The Montana Territory had only just become a state in 1889, and Hamilton was even younger, established in 1890 by copper mine owner Marcus Daly as a company town for his lumber mill. Did Daly advertise for a doctor for his workers?
Certainly Montana was very much in the news in Toronto. In the months before Henry’s departure, the Globe carried reports of new railway lines into Montana from western Canada. There were ads for special flat-fare excursions from Chicago on the “Atchison, Topeka & Santa Fe” which included Montana on the list of exciting western states and territories. And Toronto’s Exhibition of 1890 was to include a Wild West Show with “fiery mustangs from Montana”.
But the “curious” part of this story is not why and how Henry died in Montana in 1891. The mystery is whether he died in 1891.
Here is the obituary I mentioned earlier—from 1914:
Henry Head Gray, MD. Trinity Medical College, Toronto, 1890; of Oklahoma City; was found dead in his room in the Blossom House, Kansas City, March 10, from the effects of poison, self administered, it is believed, with suicidal intent, aged 46. (Journal of the American Medical Association, March 28, 1914, page 1032.
This Henry Head Gray died almost 23 years later than our Henry, but also in March. The age 46 in the obit puts his birth year at about 1868, within two or three years of the 1865 recorded on our Henry’s gravestone.

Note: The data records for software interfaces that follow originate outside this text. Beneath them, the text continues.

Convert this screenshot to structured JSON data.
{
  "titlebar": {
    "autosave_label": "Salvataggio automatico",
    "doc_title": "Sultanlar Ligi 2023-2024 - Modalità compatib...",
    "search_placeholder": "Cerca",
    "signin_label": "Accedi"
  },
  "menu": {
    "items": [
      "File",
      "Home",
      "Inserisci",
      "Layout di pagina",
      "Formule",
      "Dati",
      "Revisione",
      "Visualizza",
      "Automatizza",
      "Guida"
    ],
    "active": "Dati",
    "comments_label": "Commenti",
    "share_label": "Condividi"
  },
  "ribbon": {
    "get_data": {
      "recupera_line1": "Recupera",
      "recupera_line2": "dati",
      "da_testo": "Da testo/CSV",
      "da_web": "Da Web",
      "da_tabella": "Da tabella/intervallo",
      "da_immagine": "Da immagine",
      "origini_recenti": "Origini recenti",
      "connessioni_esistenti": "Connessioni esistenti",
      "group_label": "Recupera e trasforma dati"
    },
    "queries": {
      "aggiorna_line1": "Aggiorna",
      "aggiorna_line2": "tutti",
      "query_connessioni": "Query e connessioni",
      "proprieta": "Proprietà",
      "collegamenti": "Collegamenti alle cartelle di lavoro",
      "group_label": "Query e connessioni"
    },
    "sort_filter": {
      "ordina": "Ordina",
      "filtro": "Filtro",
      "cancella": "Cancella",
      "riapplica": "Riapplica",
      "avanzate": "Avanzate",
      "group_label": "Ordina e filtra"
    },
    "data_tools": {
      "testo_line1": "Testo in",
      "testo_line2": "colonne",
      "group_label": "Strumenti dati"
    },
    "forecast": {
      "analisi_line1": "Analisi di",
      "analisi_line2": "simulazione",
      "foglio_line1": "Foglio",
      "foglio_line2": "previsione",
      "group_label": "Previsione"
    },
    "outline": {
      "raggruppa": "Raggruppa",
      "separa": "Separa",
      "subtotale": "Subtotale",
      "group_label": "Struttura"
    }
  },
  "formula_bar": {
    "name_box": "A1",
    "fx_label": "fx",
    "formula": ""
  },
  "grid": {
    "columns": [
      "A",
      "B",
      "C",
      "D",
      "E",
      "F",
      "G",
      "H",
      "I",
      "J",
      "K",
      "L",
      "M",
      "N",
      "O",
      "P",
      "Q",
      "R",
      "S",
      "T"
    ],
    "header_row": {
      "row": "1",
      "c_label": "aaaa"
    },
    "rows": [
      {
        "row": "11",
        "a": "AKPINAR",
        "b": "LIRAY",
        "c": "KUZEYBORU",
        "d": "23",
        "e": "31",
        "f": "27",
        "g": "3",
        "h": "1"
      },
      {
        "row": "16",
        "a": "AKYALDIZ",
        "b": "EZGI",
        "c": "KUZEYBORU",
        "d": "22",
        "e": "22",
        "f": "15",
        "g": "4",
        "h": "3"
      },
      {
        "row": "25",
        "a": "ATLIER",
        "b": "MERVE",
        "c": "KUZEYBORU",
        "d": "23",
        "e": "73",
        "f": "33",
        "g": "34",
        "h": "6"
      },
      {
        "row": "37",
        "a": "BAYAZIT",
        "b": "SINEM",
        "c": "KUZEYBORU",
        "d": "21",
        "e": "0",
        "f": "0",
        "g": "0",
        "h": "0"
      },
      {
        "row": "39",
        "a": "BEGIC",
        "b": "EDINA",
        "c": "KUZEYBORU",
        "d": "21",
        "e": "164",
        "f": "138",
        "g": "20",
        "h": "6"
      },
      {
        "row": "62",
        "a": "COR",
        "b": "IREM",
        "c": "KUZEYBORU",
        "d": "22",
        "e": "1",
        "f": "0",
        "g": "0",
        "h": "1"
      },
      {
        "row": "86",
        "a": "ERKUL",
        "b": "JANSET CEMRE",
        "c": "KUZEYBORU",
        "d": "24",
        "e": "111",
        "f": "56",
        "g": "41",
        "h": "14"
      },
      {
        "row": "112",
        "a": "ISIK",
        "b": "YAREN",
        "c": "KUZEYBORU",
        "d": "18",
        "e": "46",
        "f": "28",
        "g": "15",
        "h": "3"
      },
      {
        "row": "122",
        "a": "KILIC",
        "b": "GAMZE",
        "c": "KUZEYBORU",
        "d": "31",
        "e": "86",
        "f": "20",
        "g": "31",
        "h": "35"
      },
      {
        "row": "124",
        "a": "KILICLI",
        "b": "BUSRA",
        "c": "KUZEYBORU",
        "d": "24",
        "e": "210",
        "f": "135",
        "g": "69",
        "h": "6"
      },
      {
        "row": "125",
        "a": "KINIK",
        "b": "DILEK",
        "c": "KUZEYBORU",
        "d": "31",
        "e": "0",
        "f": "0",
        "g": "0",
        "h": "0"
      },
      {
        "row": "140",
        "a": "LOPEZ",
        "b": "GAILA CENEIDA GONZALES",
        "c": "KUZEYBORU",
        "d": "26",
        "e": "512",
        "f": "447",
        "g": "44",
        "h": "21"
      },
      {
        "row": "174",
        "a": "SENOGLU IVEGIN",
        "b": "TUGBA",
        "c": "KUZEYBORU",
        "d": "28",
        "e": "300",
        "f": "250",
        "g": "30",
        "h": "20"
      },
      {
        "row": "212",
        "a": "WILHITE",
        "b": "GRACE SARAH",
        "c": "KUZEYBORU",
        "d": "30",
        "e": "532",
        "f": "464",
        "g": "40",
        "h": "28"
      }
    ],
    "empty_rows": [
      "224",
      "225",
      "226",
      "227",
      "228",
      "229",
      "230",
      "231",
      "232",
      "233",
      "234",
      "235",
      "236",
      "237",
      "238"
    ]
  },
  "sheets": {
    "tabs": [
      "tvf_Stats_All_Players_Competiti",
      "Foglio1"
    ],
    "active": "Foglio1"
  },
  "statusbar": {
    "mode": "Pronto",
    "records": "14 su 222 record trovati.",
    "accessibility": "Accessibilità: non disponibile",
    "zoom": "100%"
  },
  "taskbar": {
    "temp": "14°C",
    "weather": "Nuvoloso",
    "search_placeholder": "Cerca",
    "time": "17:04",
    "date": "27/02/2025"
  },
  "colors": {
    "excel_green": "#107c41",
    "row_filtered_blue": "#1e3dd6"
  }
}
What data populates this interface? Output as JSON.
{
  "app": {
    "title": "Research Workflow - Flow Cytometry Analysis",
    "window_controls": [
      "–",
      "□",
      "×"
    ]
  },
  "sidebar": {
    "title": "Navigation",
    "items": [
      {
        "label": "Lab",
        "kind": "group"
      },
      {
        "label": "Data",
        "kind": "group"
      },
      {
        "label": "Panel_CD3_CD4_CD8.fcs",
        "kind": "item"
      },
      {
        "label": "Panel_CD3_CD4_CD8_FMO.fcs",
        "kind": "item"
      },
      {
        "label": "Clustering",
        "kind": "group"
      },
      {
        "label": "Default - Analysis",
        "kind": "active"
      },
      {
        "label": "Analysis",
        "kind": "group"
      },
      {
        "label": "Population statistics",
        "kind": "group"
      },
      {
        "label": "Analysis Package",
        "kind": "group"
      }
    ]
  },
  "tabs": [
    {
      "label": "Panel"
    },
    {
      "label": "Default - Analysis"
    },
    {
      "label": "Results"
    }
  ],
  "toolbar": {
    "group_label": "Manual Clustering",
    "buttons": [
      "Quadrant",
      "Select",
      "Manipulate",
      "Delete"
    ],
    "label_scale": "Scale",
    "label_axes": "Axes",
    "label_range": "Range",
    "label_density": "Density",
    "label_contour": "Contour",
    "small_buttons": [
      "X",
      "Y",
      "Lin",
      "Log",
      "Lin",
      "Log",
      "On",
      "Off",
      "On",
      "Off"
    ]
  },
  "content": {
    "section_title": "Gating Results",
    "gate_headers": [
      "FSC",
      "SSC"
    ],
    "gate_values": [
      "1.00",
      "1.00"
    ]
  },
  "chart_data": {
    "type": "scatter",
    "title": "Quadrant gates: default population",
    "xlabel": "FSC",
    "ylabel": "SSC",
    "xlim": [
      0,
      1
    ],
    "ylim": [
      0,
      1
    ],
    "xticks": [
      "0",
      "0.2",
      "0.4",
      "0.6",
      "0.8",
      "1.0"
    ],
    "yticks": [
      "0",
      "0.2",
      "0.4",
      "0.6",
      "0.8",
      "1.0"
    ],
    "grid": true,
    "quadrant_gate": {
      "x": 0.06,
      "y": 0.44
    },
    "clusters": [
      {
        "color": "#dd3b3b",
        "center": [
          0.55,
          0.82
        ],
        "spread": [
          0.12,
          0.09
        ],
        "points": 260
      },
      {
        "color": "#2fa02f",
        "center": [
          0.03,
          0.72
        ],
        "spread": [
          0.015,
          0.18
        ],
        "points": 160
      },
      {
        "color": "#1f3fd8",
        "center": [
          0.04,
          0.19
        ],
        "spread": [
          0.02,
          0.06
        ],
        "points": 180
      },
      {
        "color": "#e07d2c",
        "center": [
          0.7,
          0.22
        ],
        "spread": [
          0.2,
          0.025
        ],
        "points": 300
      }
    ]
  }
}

Both men (if there were two) went to medical school in Toronto and graduated at about the same time. And both were poisoned…
Did someone take the diploma from the wall of Henry’s office in Hamilton when his body was shipped back to Toronto and assume his identity? Did the real Henry live on—out of contact with his Toronto family? In that case, who is really buried in plot N 64?
Or is it all just a remarkable coincidence?